> [What this task involves] In the entries below, find every line with the string "Owner" and copy it.

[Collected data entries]
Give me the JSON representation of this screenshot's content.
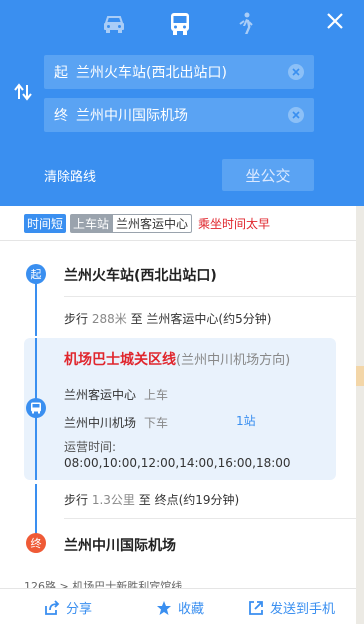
{
  "modes": {
    "car": "car-icon",
    "bus": "bus-icon",
    "walk": "walk-icon"
  },
  "route": {
    "start_tag": "起",
    "start_value": "兰州火车站(西北出站口)",
    "end_tag": "终",
    "end_value": "兰州中川国际机场",
    "clear_label": "清除路线",
    "bus_button": "坐公交"
  },
  "tags": {
    "fast": "时间短",
    "board_label": "上车站",
    "board_station": "兰州客运中心",
    "warning": "乘坐时间太早"
  },
  "timeline": {
    "start_badge": "起",
    "start_name": "兰州火车站(西北出站口)",
    "walk1_prefix": "步行",
    "walk1_dist": "288米",
    "walk1_suffix": "至 兰州客运中心(约5分钟)",
    "line_name": "机场巴士城关区线",
    "line_direction": "(兰州中川机场方向)",
    "board_station": "兰州客运中心",
    "board_action": "上车",
    "alight_station": "兰州中川机场",
    "alight_action": "下车",
    "stops": "1站",
    "op_label": "运营时间:",
    "op_times": "08:00,10:00,12:00,14:00,16:00,18:00",
    "walk2_prefix": "步行",
    "walk2_dist": "1.3公里",
    "walk2_suffix": "至 终点(约19分钟)",
    "end_badge": "终",
    "end_name": "兰州中川国际机场"
  },
  "peek_text": "126路 > 机场巴士新胜利宾馆线",
  "bottom": {
    "share": "分享",
    "fav": "收藏",
    "send": "发送到手机"
  },
  "colors": {
    "primary": "#3a8ff0",
    "accent_red": "#e0262d",
    "end_orange": "#ef5a36"
  }
}
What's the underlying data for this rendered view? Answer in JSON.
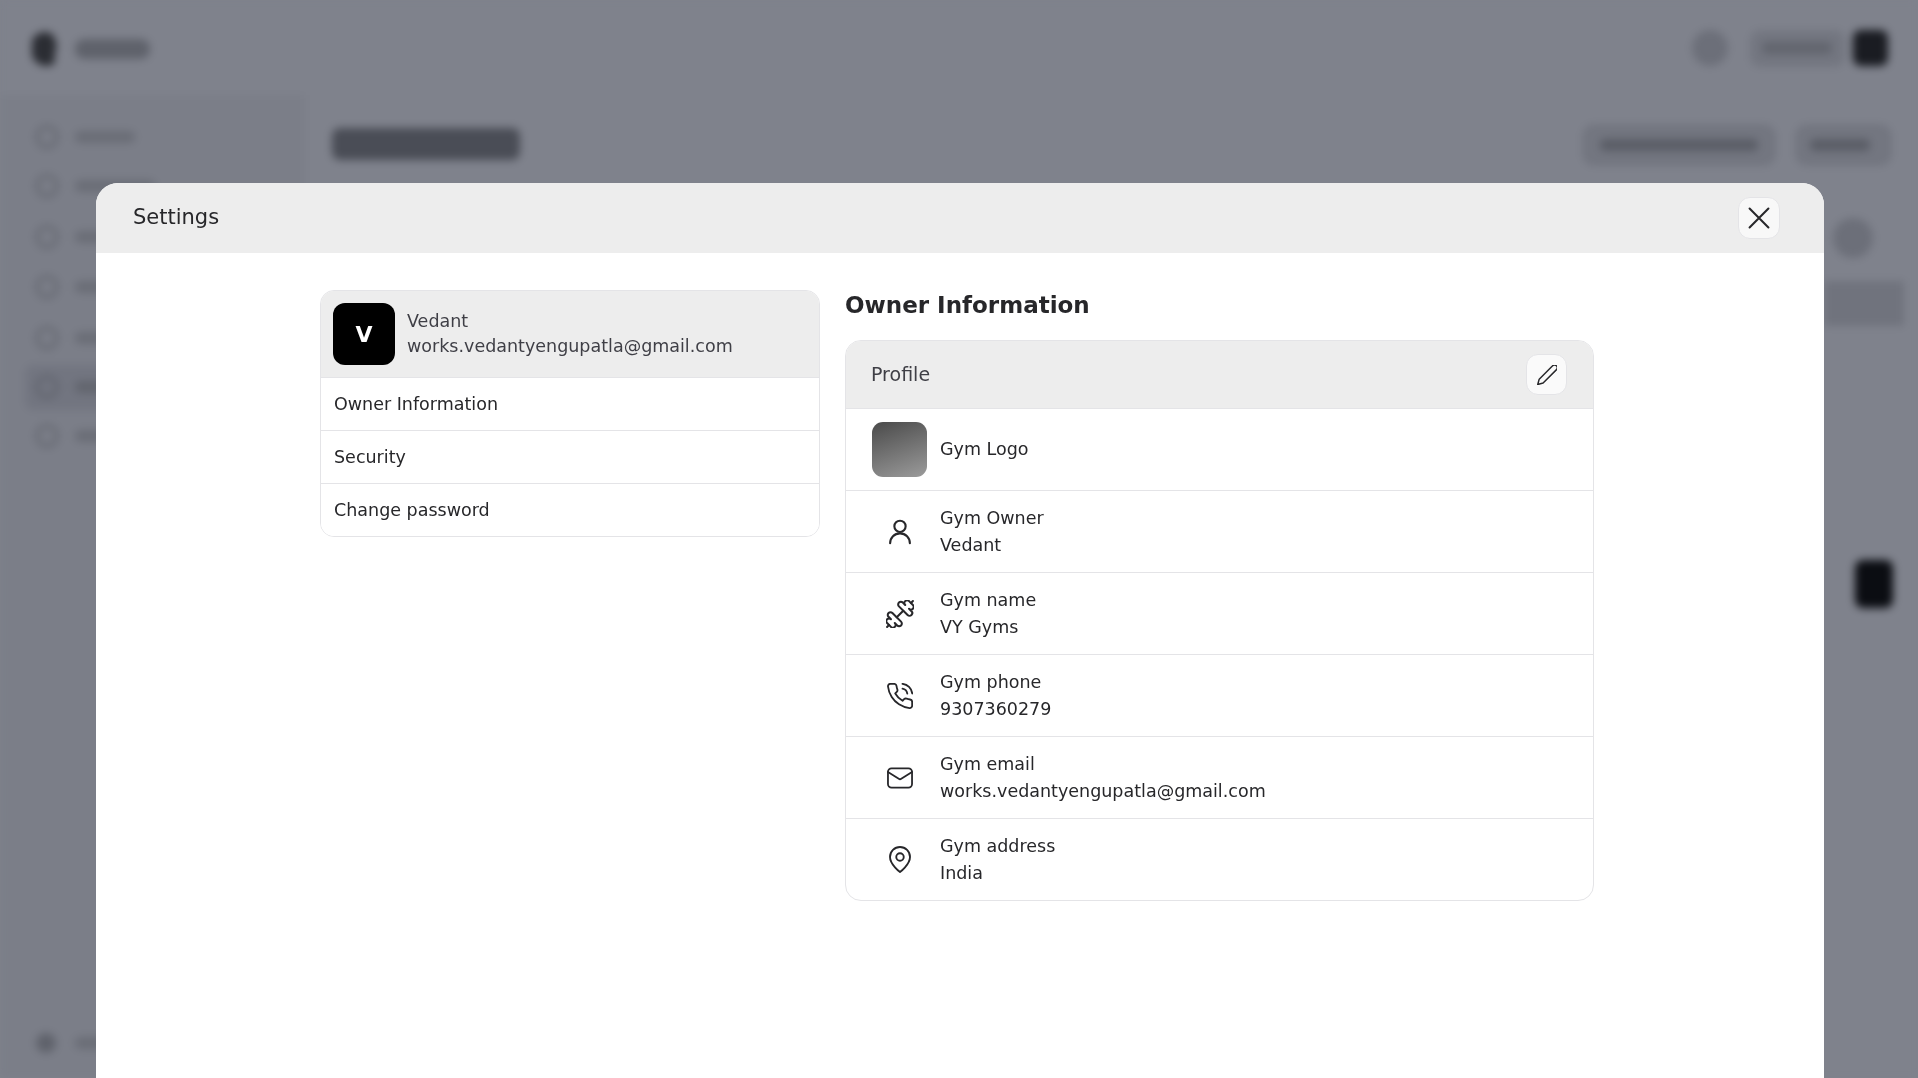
{
  "dialog": {
    "title": "Settings"
  },
  "account": {
    "initial": "V",
    "name": "Vedant",
    "email": "works.vedantyengupatla@gmail.com"
  },
  "menu": [
    {
      "label": "Owner Information",
      "selected": false
    },
    {
      "label": "Security",
      "selected": false
    },
    {
      "label": "Change password",
      "selected": false
    }
  ],
  "section": {
    "title": "Owner Information",
    "card_title": "Profile",
    "rows": [
      {
        "kind": "image",
        "label": "Gym Logo"
      },
      {
        "kind": "field",
        "label": "Gym Owner",
        "value": "Vedant"
      },
      {
        "kind": "field",
        "label": "Gym name",
        "value": "VY Gyms"
      },
      {
        "kind": "field",
        "label": "Gym phone",
        "value": "9307360279"
      },
      {
        "kind": "field",
        "label": "Gym email",
        "value": "works.vedantyengupatla@gmail.com"
      },
      {
        "kind": "field",
        "label": "Gym address",
        "value": "India"
      }
    ]
  }
}
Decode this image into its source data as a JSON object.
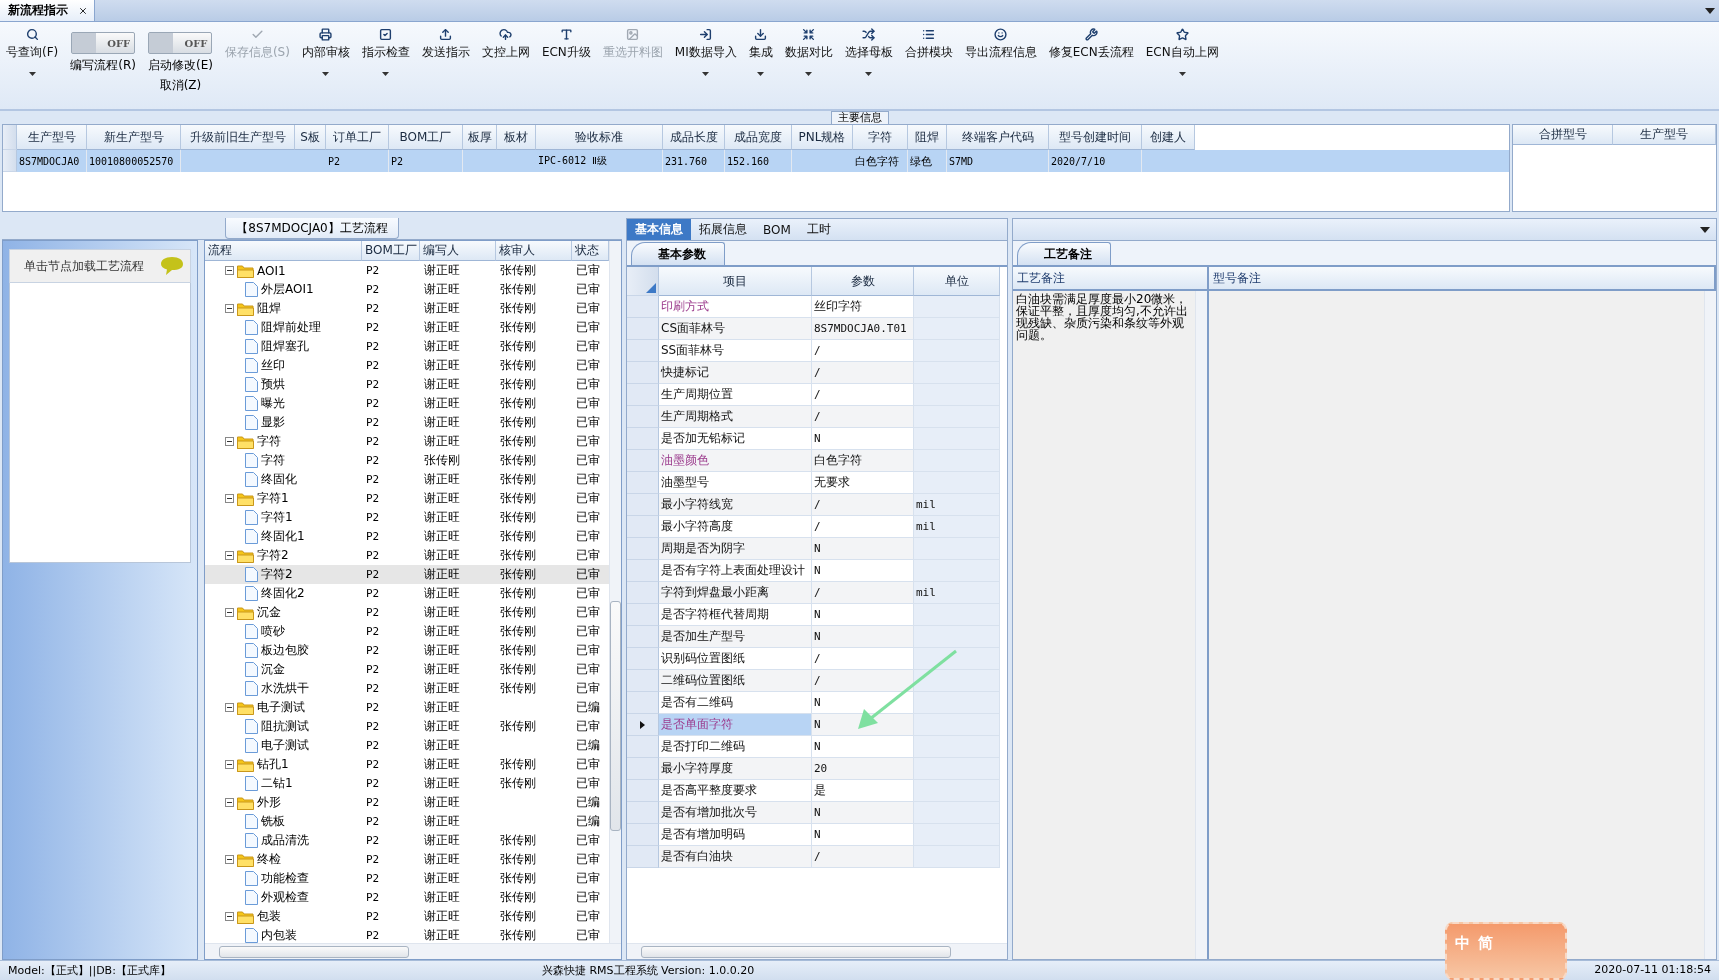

> [Answer]
      "label": "Owner Information",
    "title": "Owner Information",
        "label": "Gym Owner",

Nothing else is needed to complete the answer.